To end or dissolve a civil union, a couple must rely on the same law that a married couple relies on to dissolve their marriage; they must proceed under the Illinois Marriage and Dissolution of Marriage Act.
What does this mean? In short, divorcing a same-sex partner won’t be any different from divorcing a married spouse. Property acquired during the course of the civil union will be divided according to the same property division laws that apply to marriages; child support and maintenance may be awarded; and any existing prenuptial or pre-civil union agreements will control to the extent that they are applicable and enforceable.

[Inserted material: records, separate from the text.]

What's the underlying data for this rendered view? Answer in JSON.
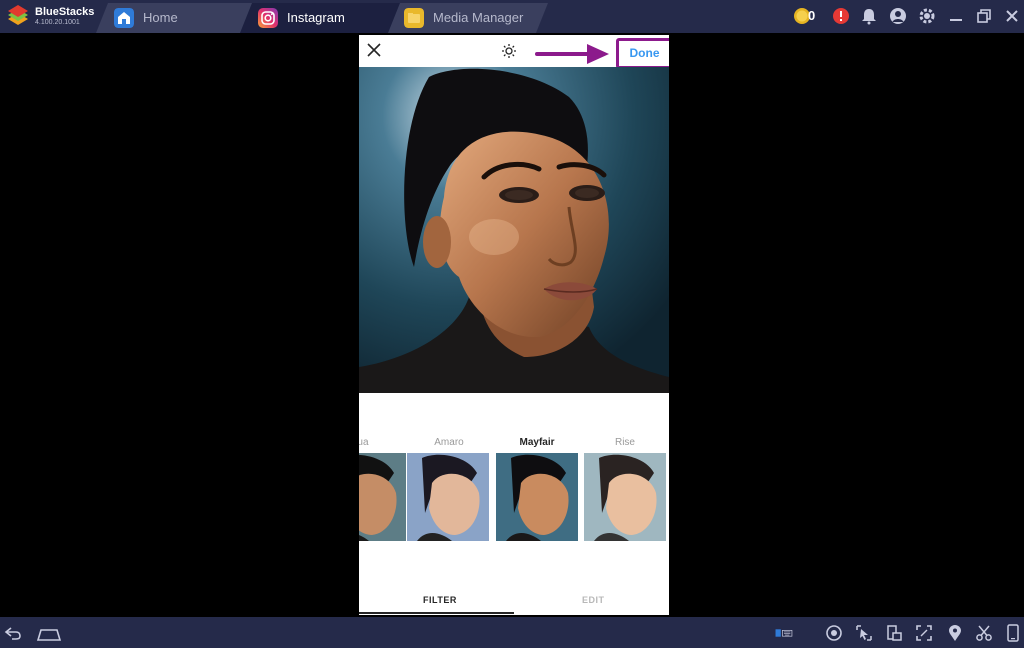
{
  "titlebar": {
    "brand_name": "BlueStacks",
    "brand_version": "4.100.20.1001",
    "tabs": [
      {
        "label": "Home",
        "icon": "home-icon"
      },
      {
        "label": "Instagram",
        "icon": "instagram-icon",
        "active": true
      },
      {
        "label": "Media Manager",
        "icon": "folder-icon"
      }
    ],
    "coin_count": "0",
    "right_icons": [
      "coin-icon",
      "alert-icon",
      "bell-icon",
      "profile-icon",
      "gear-icon",
      "minimize-icon",
      "restore-icon",
      "close-icon"
    ]
  },
  "instagram": {
    "header": {
      "close_icon": "close-icon",
      "brightness_icon": "brightness-icon",
      "done_label": "Done",
      "annotation_arrow_color": "#8c1a8c"
    },
    "filters": [
      {
        "name": "petua"
      },
      {
        "name": "Amaro"
      },
      {
        "name": "Mayfair",
        "selected": true
      },
      {
        "name": "Rise"
      }
    ],
    "bottom_tabs": [
      {
        "label": "FILTER",
        "active": true
      },
      {
        "label": "EDIT"
      }
    ],
    "accent_color": "#3897f0"
  },
  "bottombar": {
    "left_icons": [
      "back-icon",
      "home-icon"
    ],
    "right_icons": [
      "keyboard-icon",
      "camera-icon",
      "cursor-icon",
      "rotate-icon",
      "fullscreen-icon",
      "location-icon",
      "scissors-icon",
      "phone-icon"
    ]
  }
}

It also means that there is not a set of lawyers who specialize in civil unions and another set of lawyers who specialize in family law or marriage between couples of the opposite sex. Procedurally, the dissolution of a marriage and the dissolution of a civil union will not be distinguishable. Just like the dissolution of marriage process, the dissolution of civil union process will start with a petition for dissolution and end with a judgment for dissolution.

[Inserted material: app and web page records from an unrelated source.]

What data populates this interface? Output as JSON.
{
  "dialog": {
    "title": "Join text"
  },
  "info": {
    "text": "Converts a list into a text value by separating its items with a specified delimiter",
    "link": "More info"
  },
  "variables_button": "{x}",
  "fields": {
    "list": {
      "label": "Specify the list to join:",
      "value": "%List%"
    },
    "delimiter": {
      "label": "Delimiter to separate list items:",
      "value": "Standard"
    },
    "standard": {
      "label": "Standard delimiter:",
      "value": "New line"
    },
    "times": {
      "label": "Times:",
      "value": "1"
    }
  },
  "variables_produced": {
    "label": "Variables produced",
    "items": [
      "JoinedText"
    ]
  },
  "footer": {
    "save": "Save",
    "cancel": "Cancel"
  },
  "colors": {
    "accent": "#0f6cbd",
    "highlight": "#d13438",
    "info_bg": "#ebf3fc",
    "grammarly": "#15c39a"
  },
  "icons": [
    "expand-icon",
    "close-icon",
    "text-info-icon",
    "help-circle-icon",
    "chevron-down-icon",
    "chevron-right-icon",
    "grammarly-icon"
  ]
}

Parties seeking to dissolve their civil unions have access to the same dispute resolution methods as couples seeking a divorce. A civil union may be dissolved through negotiations, collaborative law, mediation, litigation, or a combination of any of the aforementioned processes.
The information we have provided in our divorce services page is largely applicable to the dissolution of civil unions.